Bog bridging at Glidden Point Preserve no match for rising tides

Bog bridging at Glidden Point Preserve no match for rising tides

Trail closed for now

The future of the trail at Glidden Point Preserve, formerly the Salt Bay Heritage Trail, is uncertain, thanks to increasingly high tides and storm surge.

The trail begins across from Lincoln County News and Publishing in Newcastle and traverses a salt marsh via a long chain of bog bridges before skirting the northern shoreline of Glidden Point in Great Salt Bay.

This series of bog bridges next to Route 1 which protects the sensitive marsh from foot traffic has required almost annual maintenance over the years, as high tides and winter ice tend to shift the spans no matter how securely they are anchored. But in recent years, not only do high tides reach closer to the barrier created by Route 1, but the frequency and severity of storm events have become greater.

By 2022, many of the bog bridges were rotting and beginning to break apart.
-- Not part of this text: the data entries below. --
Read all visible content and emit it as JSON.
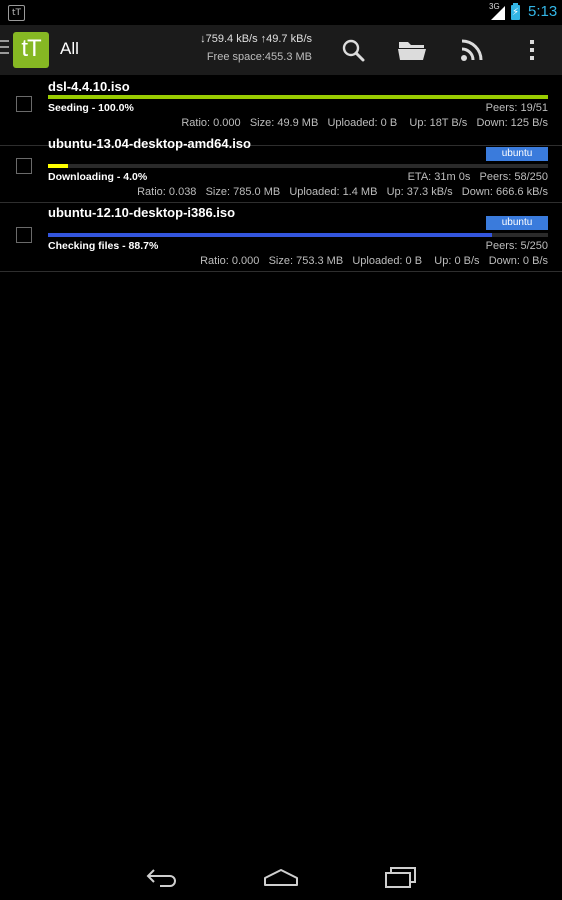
{
  "status_bar": {
    "app_icon_text": "tT",
    "network": "3G",
    "time": "5:13",
    "battery_color": "#33b5e5"
  },
  "action_bar": {
    "logo_text": "tT",
    "title": "All",
    "speed": "↓759.4 kB/s ↑49.7 kB/s",
    "free_space": "Free space:455.3 MB",
    "icons": [
      "search-icon",
      "folder-icon",
      "rss-icon",
      "overflow-menu-icon"
    ]
  },
  "torrents": [
    {
      "name": "dsl-4.4.10.iso",
      "status": "Seeding - 100.0%",
      "progress": 1.0,
      "bar_color": "#99cc00",
      "line1": "Peers: 19/51",
      "line2": "Ratio: 0.000   Size: 49.9 MB   Uploaded: 0 B    Up: 18T B/s   Down: 125 B/s",
      "label": ""
    },
    {
      "name": "ubuntu-13.04-desktop-amd64.iso",
      "status": "Downloading - 4.0%",
      "progress": 0.04,
      "bar_color": "#ffff00",
      "line1": "ETA: 31m 0s   Peers: 58/250",
      "line2": "Ratio: 0.038   Size: 785.0 MB   Uploaded: 1.4 MB   Up: 37.3 kB/s   Down: 666.6 kB/s",
      "label": "ubuntu"
    },
    {
      "name": "ubuntu-12.10-desktop-i386.iso",
      "status": "Checking files - 88.7%",
      "progress": 0.887,
      "bar_color": "#3355dd",
      "line1": "Peers: 5/250",
      "line2": "Ratio: 0.000   Size: 753.3 MB   Uploaded: 0 B    Up: 0 B/s   Down: 0 B/s",
      "label": "ubuntu"
    }
  ],
  "nav_bar": {
    "icons": [
      "back-icon",
      "home-icon",
      "recent-apps-icon"
    ]
  }
}
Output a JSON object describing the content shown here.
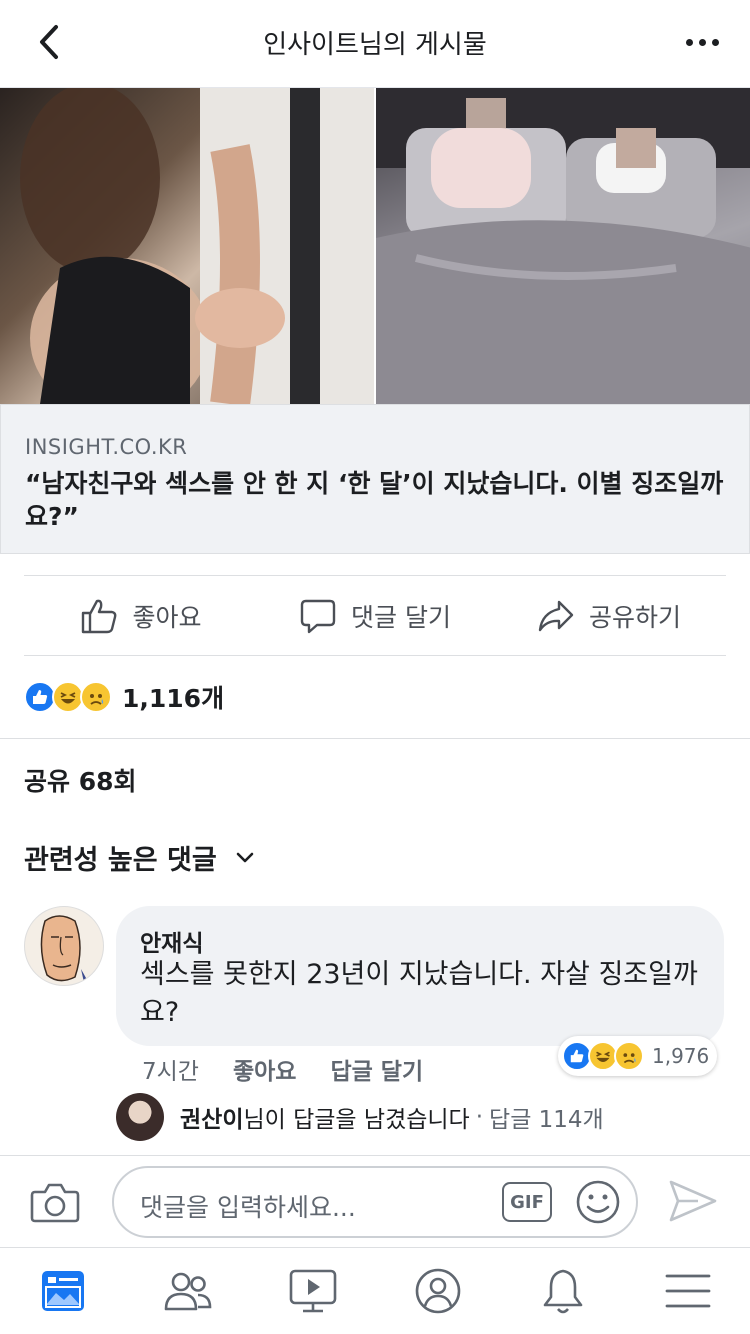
{
  "header": {
    "title": "인사이트님의 게시물"
  },
  "link": {
    "domain": "INSIGHT.CO.KR",
    "title": "“남자친구와 섹스를 안 한 지 ‘한 달’이 지났습니다. 이별 징조일까요?”"
  },
  "actions": {
    "like": "좋아요",
    "comment": "댓글 달기",
    "share": "공유하기"
  },
  "reactions": {
    "count": "1,116개",
    "icons": [
      "like-icon",
      "haha-icon",
      "sad-icon"
    ]
  },
  "shares": "공유 68회",
  "sort": {
    "label": "관련성 높은 댓글"
  },
  "comment": {
    "author": "안재식",
    "text": "섹스를 못한지 23년이 지났습니다. 자살 징조일까요?",
    "time": "7시간",
    "like_label": "좋아요",
    "reply_label": "답글 달기",
    "reaction_count": "1,976",
    "reply": {
      "name": "권산이",
      "suffix": "님이 답글을 남겼습니다",
      "separator": "·",
      "count": "답글 114개"
    }
  },
  "composer": {
    "placeholder": "댓글을 입력하세요...",
    "gif": "GIF"
  },
  "colors": {
    "accent": "#1877f2",
    "text": "#1c1e21",
    "secondary": "#606770",
    "bubble": "#f0f2f5"
  },
  "tabs": [
    "news-feed-icon",
    "friends-icon",
    "watch-icon",
    "profile-icon",
    "notifications-icon",
    "menu-icon"
  ]
}
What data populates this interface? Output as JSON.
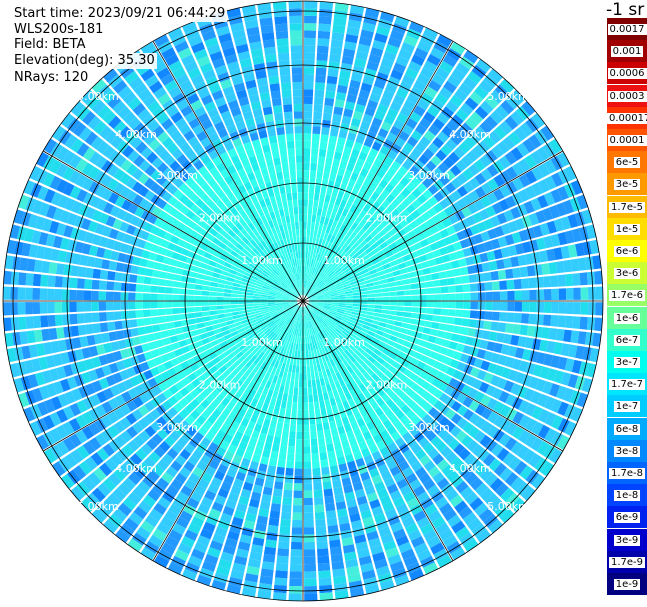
{
  "info": {
    "start_time": "Start time: 2023/09/21 06:44:29",
    "instrument": "WLS200s-181",
    "field": "Field: BETA",
    "elevation": "Elevation(deg): 35.30",
    "nrays": "NRays: 120"
  },
  "range_labels": [
    "1.00km",
    "2.00km",
    "3.00km",
    "4.00km",
    "5.00km"
  ],
  "colorbar": {
    "title": "-1 sr",
    "labels": [
      "0.0017",
      "0.001",
      "0.0006",
      "0.0003",
      "0.00017",
      "0.0001",
      "6e-5",
      "3e-5",
      "1.7e-5",
      "1e-5",
      "6e-6",
      "3e-6",
      "1.7e-6",
      "1e-6",
      "6e-7",
      "3e-7",
      "1.7e-7",
      "1e-7",
      "6e-8",
      "3e-8",
      "1.7e-8",
      "1e-8",
      "6e-9",
      "3e-9",
      "1.7e-9",
      "1e-9"
    ],
    "colors": [
      "#800000",
      "#a00000",
      "#cc0000",
      "#ee1111",
      "#ff3300",
      "#ff5500",
      "#ff7700",
      "#ff9900",
      "#ffbb00",
      "#ffdd00",
      "#ffff00",
      "#ccff33",
      "#99ff66",
      "#66ff99",
      "#33ffcc",
      "#00ffee",
      "#00e6ff",
      "#00ccff",
      "#00aaff",
      "#0088ff",
      "#0066ff",
      "#0044ff",
      "#0022ee",
      "#0000cc",
      "#0000aa",
      "#000080"
    ]
  },
  "palette": {
    "base": "#33ccff",
    "variants": [
      "#33ddee",
      "#22bbff",
      "#3399ff",
      "#00ccff",
      "#66eedd"
    ],
    "grid": "#000000",
    "label_color": "#ffffff"
  }
}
Coastal Rivers’ trails team developed a plan to replace the deteriorating bridges and at the same time relocate the trail closer to Route 1, in hopes that the slightly higher elevation and greater distance from the average high tide would help keep the trail intact. Over four workdays between August and December, staff and volunteers hauled in materials, cut back brush along the new route, and constructed 900 feet of new bog bridging.

Then, in mid-December, just two weeks after the last bridge was put in place, the big storm hit. Bringing wind gusts up to 65 mph and torrential rain, it caused widespread flooding. The municipal parking lot in Damariscotta was closed due to the flooding, many households were left without power, and at Pemaquid Beach Park, 15 feet of sand dune was swept away along with the end of the boardwalk. When the tide receded at Glidden Point preserve, the new bog bridges were in complete disarray.

This puts us in a difficult situation. The scattered bog bridges are not fulfilling their intended purpose and now present a safety issue. With the trail bounded as it is by Route 1, there is no more room to relocate the path. We are exploring the possibility of moving the trailhead east of the salt marsh, but traffic travels at high speeds along that stretch of Route 1, making it a dangerous place to pull in and out.

For now, we have made the difficult decision to close the portion of trail that crosses the salt marsh. The new bog bridges will be put to good use at other nearby preserves. On Thursday, April 20, about 20 volunteers from Kieve Wavus Education joined Coastal Rivers staff as part of a service project to help carrying out several bridges. The rest will be removed in coming weeks.

“It’s a tough decision for the organization because it’s a long-established trail,” Stewardship Director Brad Weigel commented. “We’re hoping to figure out a way to get it opened back up.”

Bog bridges in disarray at Glidden Point Preserve

The bog bridges along Route 1 at Glidden Point Preserve in Newcastle are in disarray at high tide following heavy rains on May 1.